Count up the lines below that hold "jako", then give that count by itself.

Top of Records shown

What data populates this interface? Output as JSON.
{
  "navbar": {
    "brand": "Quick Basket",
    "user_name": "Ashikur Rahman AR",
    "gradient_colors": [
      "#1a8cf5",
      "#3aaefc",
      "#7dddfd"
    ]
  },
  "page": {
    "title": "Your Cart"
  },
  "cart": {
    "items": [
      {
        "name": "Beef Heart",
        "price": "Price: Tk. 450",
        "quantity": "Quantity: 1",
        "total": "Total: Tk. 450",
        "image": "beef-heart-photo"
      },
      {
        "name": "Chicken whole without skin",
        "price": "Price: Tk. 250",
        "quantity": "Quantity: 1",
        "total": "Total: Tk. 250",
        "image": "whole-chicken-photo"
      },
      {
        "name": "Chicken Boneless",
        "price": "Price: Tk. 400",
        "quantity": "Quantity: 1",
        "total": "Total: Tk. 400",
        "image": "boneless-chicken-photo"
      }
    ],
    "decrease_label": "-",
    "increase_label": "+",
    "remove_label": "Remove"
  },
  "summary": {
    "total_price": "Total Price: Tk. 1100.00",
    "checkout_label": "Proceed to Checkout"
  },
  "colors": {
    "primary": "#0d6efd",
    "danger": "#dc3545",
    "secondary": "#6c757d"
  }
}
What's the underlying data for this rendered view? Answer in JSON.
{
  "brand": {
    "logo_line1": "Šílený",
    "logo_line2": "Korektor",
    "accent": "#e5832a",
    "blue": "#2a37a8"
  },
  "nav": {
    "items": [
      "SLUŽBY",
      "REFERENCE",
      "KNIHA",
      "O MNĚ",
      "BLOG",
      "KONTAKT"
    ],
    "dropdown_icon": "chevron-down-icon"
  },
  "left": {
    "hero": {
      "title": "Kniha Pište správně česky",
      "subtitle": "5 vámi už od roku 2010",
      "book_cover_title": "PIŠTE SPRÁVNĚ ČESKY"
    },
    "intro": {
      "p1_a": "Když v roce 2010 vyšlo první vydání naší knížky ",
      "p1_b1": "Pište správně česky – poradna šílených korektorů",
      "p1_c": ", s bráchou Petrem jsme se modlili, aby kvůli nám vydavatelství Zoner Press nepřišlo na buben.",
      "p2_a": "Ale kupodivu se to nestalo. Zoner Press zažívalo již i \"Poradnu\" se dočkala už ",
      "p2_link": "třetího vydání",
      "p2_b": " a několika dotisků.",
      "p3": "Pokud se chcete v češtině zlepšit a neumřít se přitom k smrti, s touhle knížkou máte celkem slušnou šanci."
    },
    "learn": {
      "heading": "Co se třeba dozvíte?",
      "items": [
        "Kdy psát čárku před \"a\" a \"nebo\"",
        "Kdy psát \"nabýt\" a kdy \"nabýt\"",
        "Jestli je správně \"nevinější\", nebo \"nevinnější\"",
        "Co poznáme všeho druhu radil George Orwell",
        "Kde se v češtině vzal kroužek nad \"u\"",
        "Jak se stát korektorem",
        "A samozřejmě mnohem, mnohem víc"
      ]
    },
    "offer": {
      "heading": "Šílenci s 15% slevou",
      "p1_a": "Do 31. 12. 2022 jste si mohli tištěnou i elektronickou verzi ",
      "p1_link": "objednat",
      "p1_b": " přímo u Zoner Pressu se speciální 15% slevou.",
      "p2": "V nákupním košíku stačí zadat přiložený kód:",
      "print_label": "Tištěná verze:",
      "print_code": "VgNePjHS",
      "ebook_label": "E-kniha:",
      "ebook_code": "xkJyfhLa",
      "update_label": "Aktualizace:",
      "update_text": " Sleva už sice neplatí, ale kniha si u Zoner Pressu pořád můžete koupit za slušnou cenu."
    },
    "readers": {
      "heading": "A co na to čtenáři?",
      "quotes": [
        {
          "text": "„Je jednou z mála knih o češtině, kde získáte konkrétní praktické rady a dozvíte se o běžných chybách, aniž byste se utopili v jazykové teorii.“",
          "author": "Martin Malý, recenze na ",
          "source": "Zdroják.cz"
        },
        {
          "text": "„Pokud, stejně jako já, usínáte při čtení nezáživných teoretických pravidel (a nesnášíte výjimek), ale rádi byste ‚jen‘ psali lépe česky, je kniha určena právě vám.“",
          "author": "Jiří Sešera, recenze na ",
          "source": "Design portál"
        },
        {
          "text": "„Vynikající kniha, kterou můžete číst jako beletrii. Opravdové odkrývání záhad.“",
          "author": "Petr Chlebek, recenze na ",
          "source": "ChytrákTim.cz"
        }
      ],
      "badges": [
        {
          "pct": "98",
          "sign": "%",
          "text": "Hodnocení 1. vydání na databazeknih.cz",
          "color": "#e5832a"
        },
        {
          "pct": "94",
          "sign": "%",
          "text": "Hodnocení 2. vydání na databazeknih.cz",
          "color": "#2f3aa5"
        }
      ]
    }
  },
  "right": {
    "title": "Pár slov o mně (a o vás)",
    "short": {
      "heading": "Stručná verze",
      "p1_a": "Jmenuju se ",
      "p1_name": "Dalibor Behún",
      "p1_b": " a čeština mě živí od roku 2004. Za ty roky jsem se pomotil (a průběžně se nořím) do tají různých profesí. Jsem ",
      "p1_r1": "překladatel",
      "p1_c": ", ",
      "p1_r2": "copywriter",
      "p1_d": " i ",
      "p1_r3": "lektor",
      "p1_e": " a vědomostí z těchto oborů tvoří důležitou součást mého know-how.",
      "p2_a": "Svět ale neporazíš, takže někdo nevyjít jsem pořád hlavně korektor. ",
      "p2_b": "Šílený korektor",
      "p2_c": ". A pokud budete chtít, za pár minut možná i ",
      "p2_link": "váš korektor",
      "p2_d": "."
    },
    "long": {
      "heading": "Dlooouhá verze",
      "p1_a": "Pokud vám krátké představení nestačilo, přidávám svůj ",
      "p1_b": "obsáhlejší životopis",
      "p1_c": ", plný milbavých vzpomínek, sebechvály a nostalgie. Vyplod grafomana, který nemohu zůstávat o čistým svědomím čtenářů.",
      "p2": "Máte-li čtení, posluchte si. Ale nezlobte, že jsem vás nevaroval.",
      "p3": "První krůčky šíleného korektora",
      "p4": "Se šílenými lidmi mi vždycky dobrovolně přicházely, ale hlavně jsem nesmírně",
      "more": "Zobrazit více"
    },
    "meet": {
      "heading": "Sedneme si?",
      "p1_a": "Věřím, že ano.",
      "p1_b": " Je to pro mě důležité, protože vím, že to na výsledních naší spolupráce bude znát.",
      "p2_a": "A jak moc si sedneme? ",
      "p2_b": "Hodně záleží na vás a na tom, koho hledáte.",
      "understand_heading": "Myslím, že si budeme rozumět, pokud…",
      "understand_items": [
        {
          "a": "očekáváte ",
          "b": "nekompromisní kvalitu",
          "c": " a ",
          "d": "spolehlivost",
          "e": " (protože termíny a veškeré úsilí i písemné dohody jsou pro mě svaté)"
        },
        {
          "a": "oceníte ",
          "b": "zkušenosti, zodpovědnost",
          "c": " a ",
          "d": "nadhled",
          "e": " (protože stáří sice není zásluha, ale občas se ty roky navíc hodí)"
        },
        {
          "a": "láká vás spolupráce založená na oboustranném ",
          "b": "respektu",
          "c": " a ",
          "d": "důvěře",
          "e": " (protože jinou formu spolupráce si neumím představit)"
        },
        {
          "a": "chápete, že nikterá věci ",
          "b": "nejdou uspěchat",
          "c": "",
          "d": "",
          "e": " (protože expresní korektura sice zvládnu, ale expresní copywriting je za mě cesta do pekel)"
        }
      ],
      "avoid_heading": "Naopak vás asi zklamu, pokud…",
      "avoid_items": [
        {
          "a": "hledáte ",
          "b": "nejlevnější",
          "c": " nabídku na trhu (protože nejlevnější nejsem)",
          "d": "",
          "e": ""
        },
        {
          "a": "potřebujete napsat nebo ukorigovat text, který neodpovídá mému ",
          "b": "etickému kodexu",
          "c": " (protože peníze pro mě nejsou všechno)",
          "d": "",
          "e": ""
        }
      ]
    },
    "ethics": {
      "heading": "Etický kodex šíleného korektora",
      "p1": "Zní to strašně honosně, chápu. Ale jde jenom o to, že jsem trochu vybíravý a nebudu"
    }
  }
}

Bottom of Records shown

_Result below_: 2